by Anthony Winegar
What if I told you that you could have a knife that looks equally at home in a buckskin sheath on Magua or Hawkeye’s beaded woven belt as it does on a nylon MultiCam plate carrier flying through a warzone on the side of a dark-skinned Little Bird?
Such a thing exists.
I select knives based on looks and manufacturer. Yep. I am unabashedly that shallow, and although it seems contradictory I am also that end user who needs a blade to accomplish simple tasks but to remain unnoticeable when not in use. I need different blades for different tasks, and when one blade can accomplish a few tasks and has the classic American style that I love so much, I’m in.
Enter the Winkler Operator, a short bladed belt knife with a classic American design for the modern era.
The Operator was designed by an actual operator; a guy who wore the official title as it was originally coined. He has seen action as a Navy SEAL, a law enforcement officer, and an Army Special Operations soldier at the highest level. More importantly for Winkler Knife end users, however, is that the designer not only understands knife and tomahawk designs but he also chose to work with Daniel Winkler. Winkler, of course, is the is the guy who can make it all happen. The four inch distal-tapered Operator are born from their joint expertise and love of classic knife designs (the Operator’s blade shape is similar to some early British trade knife shapes of the 18th Century).
The shorter blade makes it less cumbersome, lighter, and quicker in and out of the sheath. It is an ideal blade length for most knife uses because it has plenty of depth for gutting and skinning while also having plenty of spine for stabbing and cutting heavier materials. The shorter length allows for a multitude of carriage options as well, from horizontal or vertical belt mounting or for mounting on kit.
Like any good operator, the knife is equally at home on the belt of a hunter or the plate carrier of a warrior; it transitions into any situation with ease.
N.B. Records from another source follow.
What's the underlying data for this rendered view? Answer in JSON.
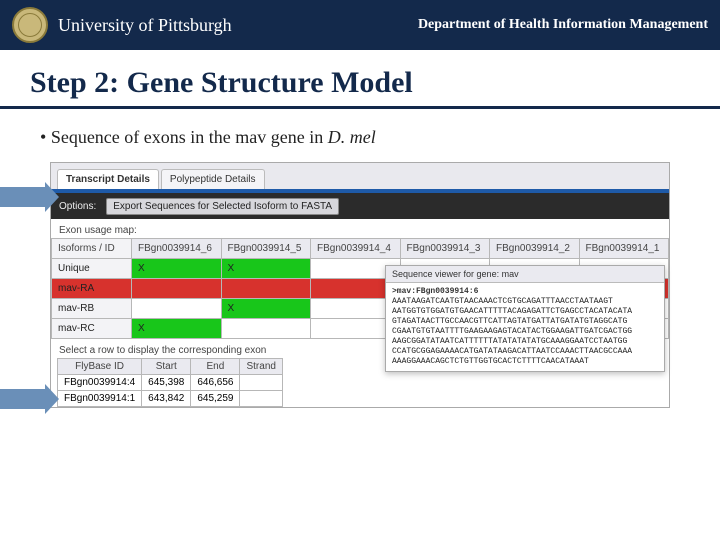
{
  "header": {
    "university": "University of Pittsburgh",
    "department": "Department of Health Information Management"
  },
  "slide": {
    "title": "Step 2: Gene Structure Model",
    "bullet_prefix": "• ",
    "bullet_text": "Sequence of exons in the mav gene in ",
    "bullet_italic": "D. mel"
  },
  "panel": {
    "tabs": {
      "active": "Transcript Details",
      "other": "Polypeptide Details"
    },
    "options_label": "Options:",
    "options_button": "Export Sequences for Selected Isoform to FASTA",
    "exon_map_label": "Exon usage map:",
    "columns": {
      "c0": "Isoforms / ID",
      "c1": "FBgn0039914_6",
      "c2": "FBgn0039914_5",
      "c3": "FBgn0039914_4",
      "c4": "FBgn0039914_3",
      "c5": "FBgn0039914_2",
      "c6": "FBgn0039914_1"
    },
    "rows": {
      "unique": "Unique",
      "ra": "mav-RA",
      "rb": "mav-RB",
      "rc": "mav-RC"
    },
    "marks": {
      "x": "X"
    },
    "select_label": "Select a row to display the corresponding exon",
    "sub": {
      "h1": "FlyBase ID",
      "h2": "Start",
      "h3": "End",
      "h4": "Strand",
      "r1c1": "FBgn0039914:4",
      "r1c2": "645,398",
      "r1c3": "646,656",
      "r2c1": "FBgn0039914:1",
      "r2c2": "643,842",
      "r2c3": "645,259"
    },
    "viewer": {
      "title": "Sequence viewer for gene: mav",
      "fasta_header": ">mav:FBgn0039914:6",
      "l1": "AAATAAGATCAATGTAACAAACTCGTGCAGATTTAACCTAATAAGT",
      "l2": "AATGGTGTGGATGTGAACATTTTTACAGAGATTCTGAGCCTACATACATA",
      "l3": "GTAGATAACTTGCCAACGTTCATTAGTATGATTATGATATGTAGGCATG",
      "l4": "CGAATGTGTAATTTTGAAGAAGAGTACATACTGGAAGATTGATCGACTGG",
      "l5": "AAGCGGATATAATCATTTTTTATATATATATGCAAAGGAATCCTAATGG",
      "l6": "CCATGCGGAGAAAACATGATATAAGACATTAATCCAAACTTAACGCCAAA",
      "l7": "AAAGGAAACAGCTCTGTTGGTGCACTCTTTTCAACATAAAT"
    }
  }
}
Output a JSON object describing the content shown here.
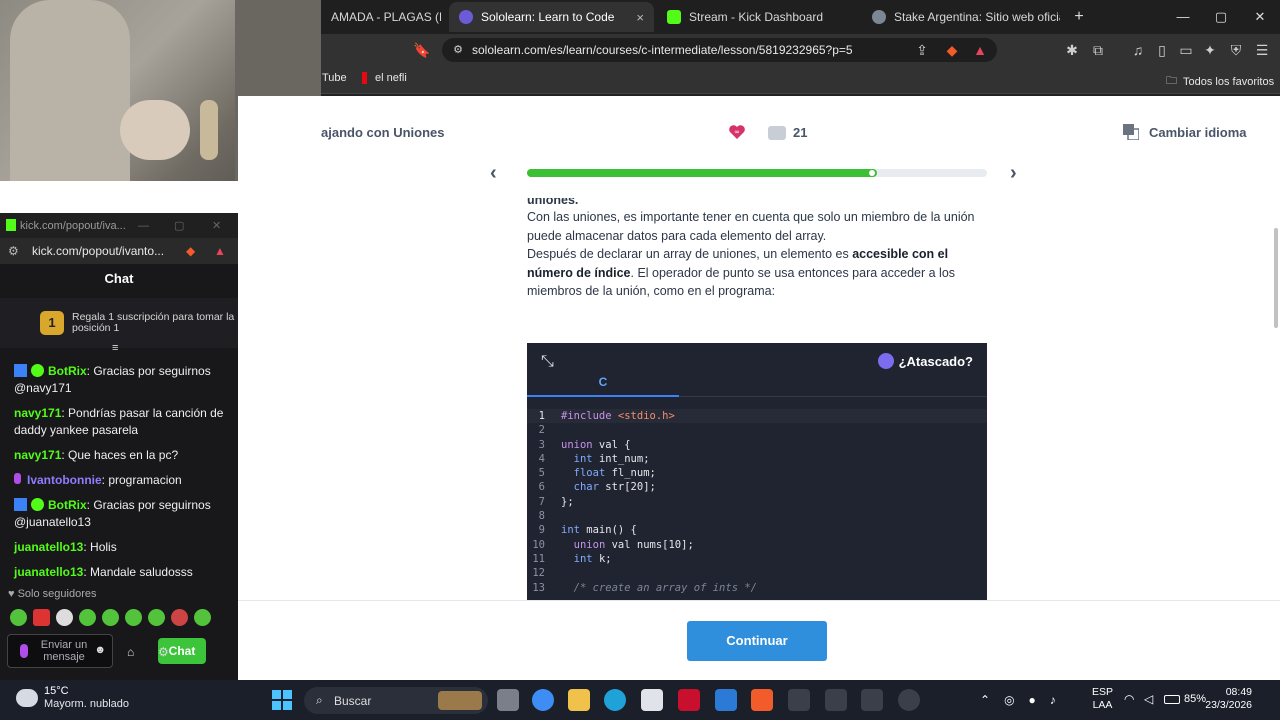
{
  "browser": {
    "tabs": [
      {
        "label": "AMADA - PLAGAS (FULL A",
        "active": false
      },
      {
        "label": "Sololearn: Learn to Code",
        "active": true
      },
      {
        "label": "Stream - Kick Dashboard",
        "active": false
      },
      {
        "label": "Stake Argentina: Sitio web oficial de",
        "active": false
      }
    ],
    "url": "sololearn.com/es/learn/courses/c-intermediate/lesson/5819232965?p=5",
    "bookmarks": [
      "Tube",
      "el nefli"
    ],
    "bookmarks_folder": "Todos los favoritos",
    "new_tab": "+",
    "close_tab": "×",
    "brave_count": "4"
  },
  "chat_window": {
    "title": "kick.com/popout/iva...",
    "url": "kick.com/popout/ivanto...",
    "brave_count": "3",
    "heading": "Chat",
    "promo_badge": "1",
    "promo_text": "Regala 1 suscripción para tomar la posición 1",
    "messages": [
      {
        "user": "BotRix",
        "text": ": Gracias por seguirnos @navy171",
        "color": "#53fc18",
        "verified": true
      },
      {
        "user": "navy171",
        "text": ": Pondrías pasar la canción de daddy yankee pasarela",
        "color": "#53fc18",
        "verified": false
      },
      {
        "user": "navy171",
        "text": ": Que haces en la pc?",
        "color": "#53fc18",
        "verified": false
      },
      {
        "user": "Ivantobonnie",
        "text": ": programacion",
        "color": "#8f7cff",
        "verified": false
      },
      {
        "user": "BotRix",
        "text": ": Gracias por seguirnos @juanatello13",
        "color": "#53fc18",
        "verified": true
      },
      {
        "user": "juanatello13",
        "text": ": Holis",
        "color": "#53fc18",
        "verified": false
      },
      {
        "user": "juanatello13",
        "text": ": Mandale saludosss",
        "color": "#53fc18",
        "verified": false
      }
    ],
    "followers_only": "Solo seguidores",
    "input_placeholder": "Enviar un mensaje",
    "send_label": "Chat"
  },
  "lesson": {
    "title_fragment": "ajando con Uniones",
    "comments": "21",
    "change_language": "Cambiar idioma",
    "progress_fraction": 0.76,
    "text_cut": "uniones.",
    "p1": "Con las uniones, es importante tener en cuenta que solo un miembro de la unión puede almacenar datos para cada elemento del array.",
    "p2_a": "Después de declarar un array de uniones, un elemento es ",
    "p2_b": "accesible con el número de índice",
    "p2_c": ". El operador de punto se usa entonces para acceder a los miembros de la unión, como en el programa:",
    "stuck": "¿Atascado?",
    "code_tab": "C",
    "code_lines": [
      {
        "n": "1",
        "html": "<span class=\"pp\">#include</span> <span class=\"st\">&lt;stdio.h&gt;</span>"
      },
      {
        "n": "2",
        "html": ""
      },
      {
        "n": "3",
        "html": "<span class=\"kw\">union</span> val {"
      },
      {
        "n": "4",
        "html": "  <span class=\"ty\">int</span> int_num;"
      },
      {
        "n": "5",
        "html": "  <span class=\"ty\">float</span> fl_num;"
      },
      {
        "n": "6",
        "html": "  <span class=\"ty\">char</span> str[20];"
      },
      {
        "n": "7",
        "html": "};"
      },
      {
        "n": "8",
        "html": ""
      },
      {
        "n": "9",
        "html": "<span class=\"ty\">int</span> main() {"
      },
      {
        "n": "10",
        "html": "  <span class=\"kw\">union</span> val nums[10];"
      },
      {
        "n": "11",
        "html": "  <span class=\"ty\">int</span> k;"
      },
      {
        "n": "12",
        "html": ""
      },
      {
        "n": "13",
        "html": "  <span class=\"cm\">/* create an array of ints */</span>"
      }
    ],
    "continue": "Continuar"
  },
  "taskbar": {
    "temp": "15°C",
    "weather": "Mayorm. nublado",
    "search": "Buscar",
    "lang_1": "ESP",
    "lang_2": "LAA",
    "battery": "85%",
    "time": "08:49",
    "date": "23/3/2026"
  },
  "colors": {
    "accent_green": "#3bbf34",
    "continue_blue": "#2f8fdc",
    "kick_green": "#53fc18",
    "heart": "#d6336c"
  }
}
The blade is designed to cut and stab, making it useful as both a cutting tool and a self-defense knife, which is where the blade and handle design really shine for me.
As a law enforcement officer, having a large dagger handle sticking out of my tactical kit doesn’t always fit the situation. Right, wrong, or indifferent, I have to be concerned with my image. The shorter handle of the Operator fits right in as anything from a useful flex-cuff cutting tool to the covert self-defense edged weapon described above. You can get a sheath from Winkler Knives for any of those purposes. The knife also comes standard with a no-glare finish and a choice of wood, rubber, or Micarta handle material. (I chose wood. The designer told me one time that it was his favorite handle material because it felt like home, which has always resonated with me.)
Take this opinion from a person who is not a knife guy. I bought all of my knives with my own money, including this one. This article is short because I can’t tell you about carbon composition, ideal tang length, etc. I sharpen my knives with stones and hone them with the bottom of ceramic coffee mugs. I gut and skin deer, cut rope, flex-cuffs and seatbelts with my knives. I trust the craftsmen and experts to tell me what will work for my needs. The Operator does all of what I need in a fixed blade; it is an everyman’s knife that effortlessly melds into the everyman persona.
If you’re in the market for the same, try it out. You can find Winkler Knives online here.